PROVIDED RECORDS: Begin

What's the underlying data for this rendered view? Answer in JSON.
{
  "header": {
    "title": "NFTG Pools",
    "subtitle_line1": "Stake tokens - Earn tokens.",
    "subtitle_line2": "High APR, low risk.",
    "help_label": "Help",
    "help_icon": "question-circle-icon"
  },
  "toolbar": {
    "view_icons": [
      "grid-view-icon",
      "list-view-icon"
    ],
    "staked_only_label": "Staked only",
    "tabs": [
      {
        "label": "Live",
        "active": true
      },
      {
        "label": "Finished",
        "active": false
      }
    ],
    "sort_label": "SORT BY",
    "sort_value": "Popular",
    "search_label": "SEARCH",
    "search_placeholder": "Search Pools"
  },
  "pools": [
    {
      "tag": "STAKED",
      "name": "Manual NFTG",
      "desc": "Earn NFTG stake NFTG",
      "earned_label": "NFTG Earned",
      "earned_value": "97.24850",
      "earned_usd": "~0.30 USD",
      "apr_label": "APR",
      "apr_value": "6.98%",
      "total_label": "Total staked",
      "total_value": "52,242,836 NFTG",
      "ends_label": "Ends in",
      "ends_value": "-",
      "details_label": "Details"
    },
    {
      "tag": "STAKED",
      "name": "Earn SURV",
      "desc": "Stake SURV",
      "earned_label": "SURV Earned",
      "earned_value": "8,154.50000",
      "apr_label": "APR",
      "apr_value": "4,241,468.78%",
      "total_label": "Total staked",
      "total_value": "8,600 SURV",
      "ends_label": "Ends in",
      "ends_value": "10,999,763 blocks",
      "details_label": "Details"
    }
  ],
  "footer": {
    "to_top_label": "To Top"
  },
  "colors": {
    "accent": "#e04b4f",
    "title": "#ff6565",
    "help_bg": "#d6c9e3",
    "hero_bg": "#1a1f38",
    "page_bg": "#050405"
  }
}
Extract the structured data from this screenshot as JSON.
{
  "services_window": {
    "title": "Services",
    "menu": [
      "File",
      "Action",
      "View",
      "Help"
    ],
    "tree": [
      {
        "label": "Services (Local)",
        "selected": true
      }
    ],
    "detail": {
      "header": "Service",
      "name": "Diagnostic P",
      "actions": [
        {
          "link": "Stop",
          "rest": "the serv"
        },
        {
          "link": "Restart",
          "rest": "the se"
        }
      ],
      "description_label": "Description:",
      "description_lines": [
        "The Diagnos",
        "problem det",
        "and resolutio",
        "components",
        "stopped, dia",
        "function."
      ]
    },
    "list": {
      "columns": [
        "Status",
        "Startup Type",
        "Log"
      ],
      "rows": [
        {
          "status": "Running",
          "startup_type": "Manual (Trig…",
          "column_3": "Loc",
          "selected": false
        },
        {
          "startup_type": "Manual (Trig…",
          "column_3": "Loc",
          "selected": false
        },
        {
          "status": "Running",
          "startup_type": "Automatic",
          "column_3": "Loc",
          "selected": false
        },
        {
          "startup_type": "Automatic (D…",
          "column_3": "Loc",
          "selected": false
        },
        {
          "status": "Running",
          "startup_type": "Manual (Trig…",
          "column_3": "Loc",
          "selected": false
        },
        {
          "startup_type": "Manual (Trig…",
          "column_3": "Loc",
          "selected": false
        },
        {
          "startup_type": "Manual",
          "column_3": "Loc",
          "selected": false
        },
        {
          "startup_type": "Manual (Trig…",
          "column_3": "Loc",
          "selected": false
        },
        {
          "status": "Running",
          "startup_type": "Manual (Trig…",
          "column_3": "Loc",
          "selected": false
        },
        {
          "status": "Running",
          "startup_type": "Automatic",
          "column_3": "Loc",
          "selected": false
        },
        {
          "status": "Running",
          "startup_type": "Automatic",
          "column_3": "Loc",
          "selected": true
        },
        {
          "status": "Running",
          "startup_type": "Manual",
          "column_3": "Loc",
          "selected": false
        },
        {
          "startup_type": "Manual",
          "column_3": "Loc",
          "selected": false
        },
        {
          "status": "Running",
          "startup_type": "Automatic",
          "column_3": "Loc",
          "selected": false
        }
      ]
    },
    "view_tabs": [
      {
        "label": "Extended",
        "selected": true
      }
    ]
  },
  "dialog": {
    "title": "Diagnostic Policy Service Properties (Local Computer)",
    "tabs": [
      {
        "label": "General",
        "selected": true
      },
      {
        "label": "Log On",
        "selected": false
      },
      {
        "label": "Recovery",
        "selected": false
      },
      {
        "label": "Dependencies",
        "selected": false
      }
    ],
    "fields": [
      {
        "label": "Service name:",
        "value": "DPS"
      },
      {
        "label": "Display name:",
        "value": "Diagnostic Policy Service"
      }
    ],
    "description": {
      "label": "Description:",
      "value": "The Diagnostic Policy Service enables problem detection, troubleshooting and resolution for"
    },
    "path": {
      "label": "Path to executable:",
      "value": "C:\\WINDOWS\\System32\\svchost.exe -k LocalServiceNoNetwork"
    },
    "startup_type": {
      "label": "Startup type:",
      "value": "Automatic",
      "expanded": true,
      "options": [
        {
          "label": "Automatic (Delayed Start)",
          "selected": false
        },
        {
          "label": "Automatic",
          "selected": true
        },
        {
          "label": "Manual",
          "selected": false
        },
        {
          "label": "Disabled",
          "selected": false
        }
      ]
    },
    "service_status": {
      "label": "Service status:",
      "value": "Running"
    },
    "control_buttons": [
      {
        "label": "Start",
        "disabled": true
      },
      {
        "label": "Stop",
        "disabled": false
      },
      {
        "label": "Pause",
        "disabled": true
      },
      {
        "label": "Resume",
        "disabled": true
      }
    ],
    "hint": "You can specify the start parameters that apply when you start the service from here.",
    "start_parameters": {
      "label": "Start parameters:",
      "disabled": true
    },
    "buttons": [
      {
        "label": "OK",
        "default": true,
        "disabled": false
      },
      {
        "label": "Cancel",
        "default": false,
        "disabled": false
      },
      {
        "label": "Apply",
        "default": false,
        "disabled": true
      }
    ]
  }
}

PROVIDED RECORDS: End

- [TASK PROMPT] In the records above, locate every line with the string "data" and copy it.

- [RESPONSE TO THIS EXERCISE]
What's the underlying data for this rendered view? Answer in JSON.
Extract the structured data from this screenshot as JSON.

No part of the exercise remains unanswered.